It is quite a jump to go from Byrhtnoth, Ealdorman of Essex, arranging his men in battle order (trymian) against the Vikings (recorded in the magnificent Old English poem The Battle of Maldon) to cranberry sauce and creamed onions with the Thanksgiving turkey. The Old English adjective trum “strong, firm” is the source of the verb trymian, trymman “to encourage, strengthen, prepare.” The Old English noun trymming, derived from the verb, means “strengthening, confirmation, edification, establishment.” The modern spelling trimming first appears in the first half of the 16th century with several meanings. One is “the repair or preparation of equipment, especially fitting out of a ship,” e.g., “trimming of the sails.” A second sense, all but contemporaneous with the first, is “adornment, dressing one’s hair or beard, dressing up.” A third sense of trimming, perhaps associated with the notion of dressing (up), is “a rebuke, a beating,” that is, “a dressing down.” In the early 17th century, trimming, especially in the plural, and typically in the phrase “all the trimmings,” meant “ordinary accessories (as for a house or cooked meat).” In the early 19th century, trimming acquired the meaning “pieces cut off, cuttings, scraps.”

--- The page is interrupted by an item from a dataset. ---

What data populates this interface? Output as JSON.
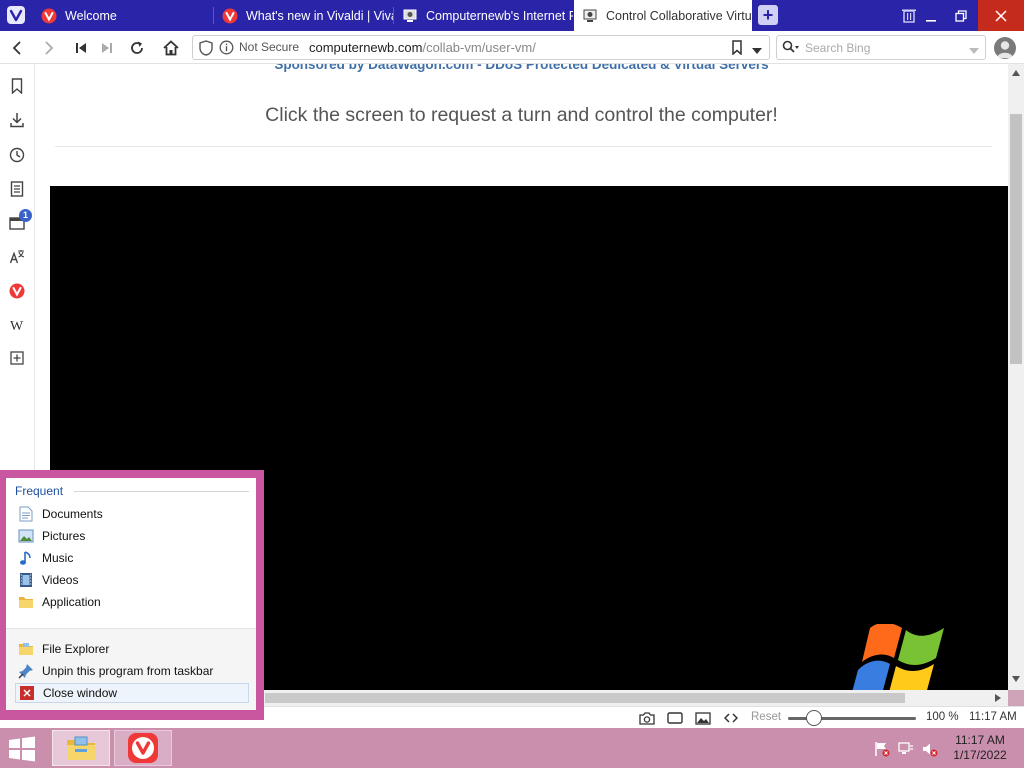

It was after eleven when William in his socks made his way to the attic where the trimmings for the tree were stored.
Painting china, carving wood, button-holing butterflies and daisies onto Turkish towelling, and making peacock-feather trimming, amused her for a time …
Chiefly Midland and Southern U.S. to crouch, squeeze, or huddle (usually followed by down, in, or up).
Scrooch “to crouch, squeeze, huddle” was originally a U.S. colloquial and dialect word. It is probably a variant of scrouge “to squeeze, crowd,” itself a blend of the obsolete verb scruze “to squeeze” and gouge. To make things even more unclear, scruze itself is a blend of screw and bruise. Scrooch entered English in the 19th century.
When you want to get up again, you sort of scrooch forward and the chair comes up straight so you don’t have to dislocate your sciatica trying to get out of the pesky thing.
Myr Korso, please tell him to scrooch down if he has to be there.
a library or reading room.
Athenaeum ultimately derives from Greek Athḗnaion, the name of the temple of Athena in ancient Athens where poets read their works. It entered English in the 1720s.
The back of his state-issued S.U.V. is stacked with notebooks filled with ideas and data culled from books and articles and conversations with nearly four hundred experts; it’s a kind of rolling athenaeum.
At the top of the main staircase, with patterned risers and leather-covered treads, a bedroom was turned into the Athenaeum, or classical library.